------ Material provided ------

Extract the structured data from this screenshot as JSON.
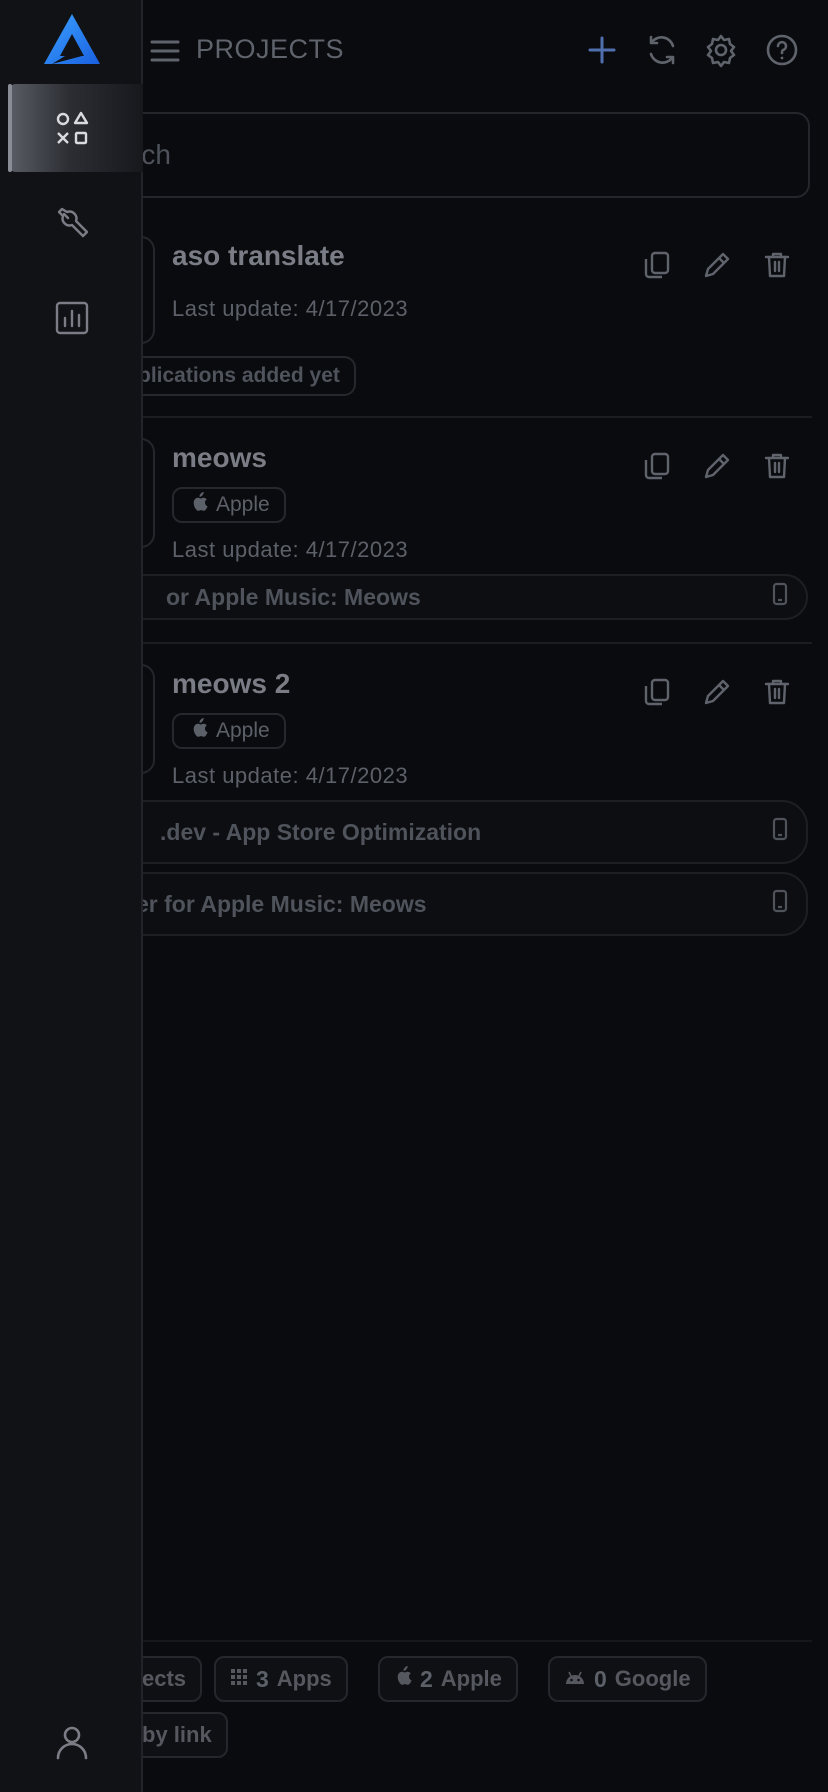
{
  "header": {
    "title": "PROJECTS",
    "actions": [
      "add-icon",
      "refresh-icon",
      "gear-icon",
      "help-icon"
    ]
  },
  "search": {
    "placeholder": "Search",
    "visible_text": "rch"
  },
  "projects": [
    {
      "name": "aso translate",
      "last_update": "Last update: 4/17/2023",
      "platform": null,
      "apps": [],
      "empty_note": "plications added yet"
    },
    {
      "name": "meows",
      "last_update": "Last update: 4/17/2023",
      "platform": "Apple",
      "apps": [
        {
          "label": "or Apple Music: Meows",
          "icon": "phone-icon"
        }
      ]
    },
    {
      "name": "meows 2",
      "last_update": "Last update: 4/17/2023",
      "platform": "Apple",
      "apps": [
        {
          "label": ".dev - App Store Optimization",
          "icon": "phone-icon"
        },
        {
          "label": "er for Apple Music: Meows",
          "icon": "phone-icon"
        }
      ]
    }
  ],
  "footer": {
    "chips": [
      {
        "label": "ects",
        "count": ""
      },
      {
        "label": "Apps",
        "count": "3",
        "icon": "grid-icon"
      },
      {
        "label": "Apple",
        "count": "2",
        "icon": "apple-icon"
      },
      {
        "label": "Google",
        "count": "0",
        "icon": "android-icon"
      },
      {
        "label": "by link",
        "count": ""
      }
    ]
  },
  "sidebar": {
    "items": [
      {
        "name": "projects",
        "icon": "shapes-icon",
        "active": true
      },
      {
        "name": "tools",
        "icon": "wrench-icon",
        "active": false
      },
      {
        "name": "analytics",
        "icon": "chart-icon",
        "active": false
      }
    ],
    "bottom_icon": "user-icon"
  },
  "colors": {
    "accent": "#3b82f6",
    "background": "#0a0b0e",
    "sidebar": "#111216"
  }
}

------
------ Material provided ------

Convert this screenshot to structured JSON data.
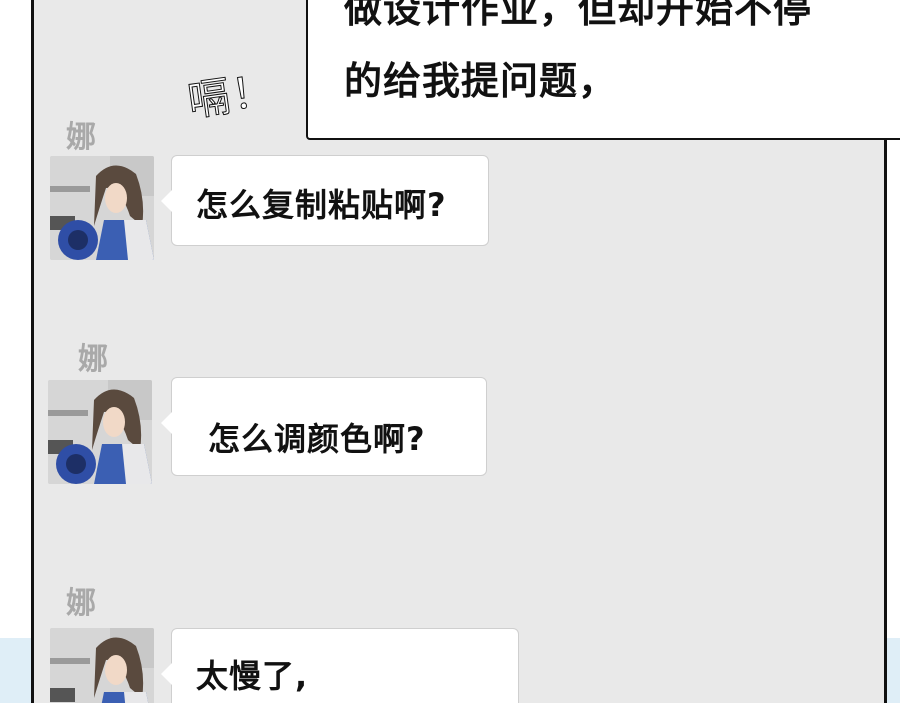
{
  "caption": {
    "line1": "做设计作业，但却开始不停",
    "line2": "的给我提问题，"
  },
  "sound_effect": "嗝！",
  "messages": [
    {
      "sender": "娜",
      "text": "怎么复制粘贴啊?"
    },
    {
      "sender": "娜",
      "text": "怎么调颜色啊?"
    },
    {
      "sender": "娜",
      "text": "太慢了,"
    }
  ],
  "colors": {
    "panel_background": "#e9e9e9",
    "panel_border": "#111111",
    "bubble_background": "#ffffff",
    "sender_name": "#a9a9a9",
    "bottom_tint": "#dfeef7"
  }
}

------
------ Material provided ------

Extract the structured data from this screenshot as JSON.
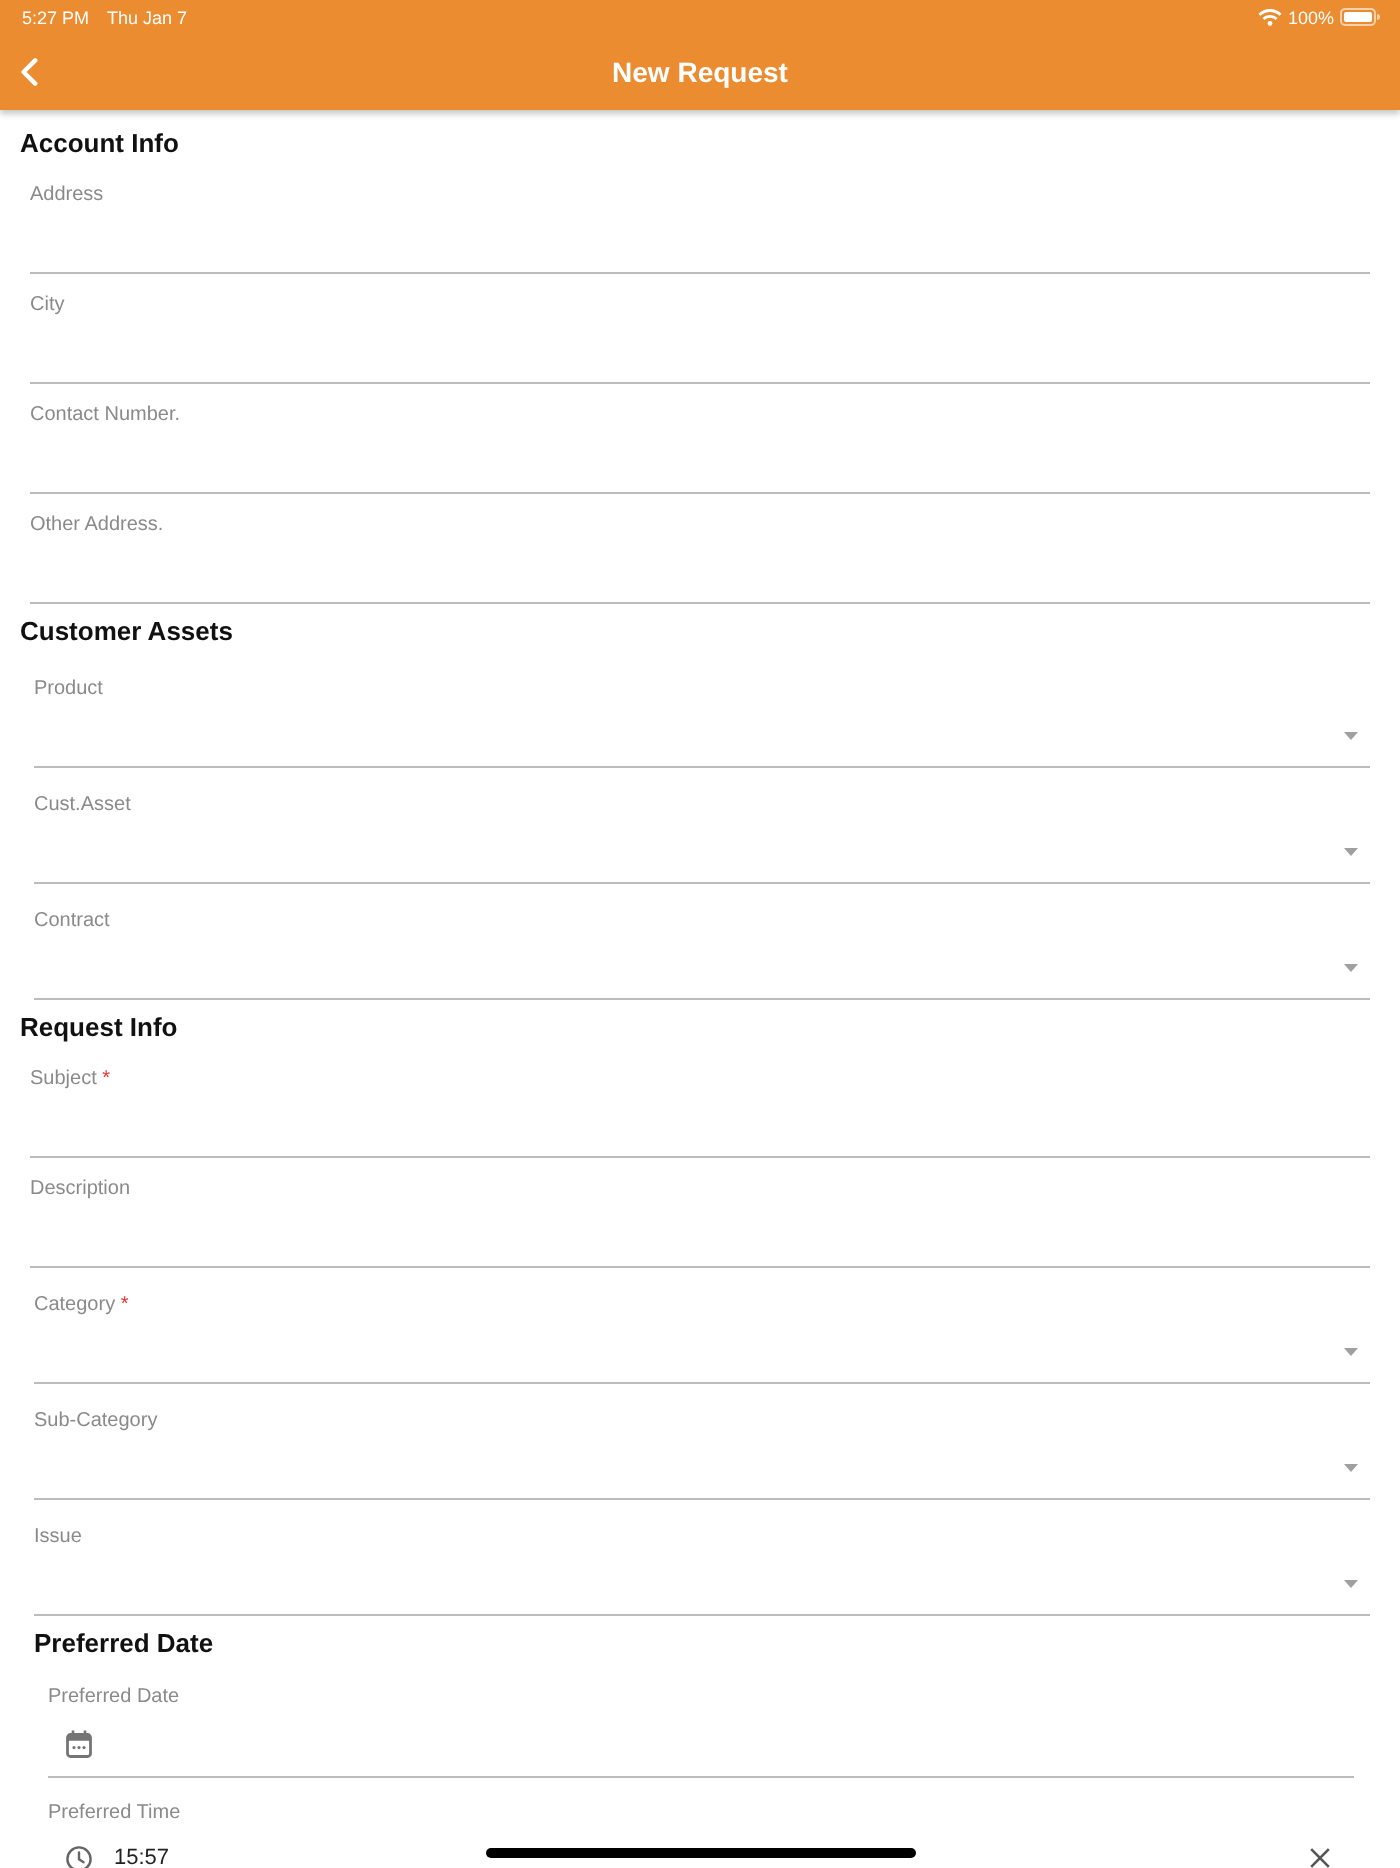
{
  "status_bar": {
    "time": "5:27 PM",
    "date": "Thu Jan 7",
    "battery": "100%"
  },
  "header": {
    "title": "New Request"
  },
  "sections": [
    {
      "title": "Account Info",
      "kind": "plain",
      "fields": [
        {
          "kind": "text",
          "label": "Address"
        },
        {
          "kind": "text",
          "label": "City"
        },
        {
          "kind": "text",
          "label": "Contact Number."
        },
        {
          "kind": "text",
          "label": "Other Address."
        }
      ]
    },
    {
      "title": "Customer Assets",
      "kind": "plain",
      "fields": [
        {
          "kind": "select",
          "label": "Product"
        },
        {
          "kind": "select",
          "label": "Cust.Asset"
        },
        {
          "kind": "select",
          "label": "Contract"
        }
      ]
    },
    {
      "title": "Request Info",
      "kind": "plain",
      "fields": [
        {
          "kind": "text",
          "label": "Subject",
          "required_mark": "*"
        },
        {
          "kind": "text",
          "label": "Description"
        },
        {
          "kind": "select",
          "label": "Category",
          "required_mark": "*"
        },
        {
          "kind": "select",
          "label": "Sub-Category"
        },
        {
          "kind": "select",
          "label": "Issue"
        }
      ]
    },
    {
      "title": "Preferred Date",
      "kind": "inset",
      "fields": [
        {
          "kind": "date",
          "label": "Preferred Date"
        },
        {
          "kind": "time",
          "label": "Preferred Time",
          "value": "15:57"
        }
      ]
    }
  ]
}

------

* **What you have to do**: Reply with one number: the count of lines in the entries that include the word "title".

* **Completed task**: 6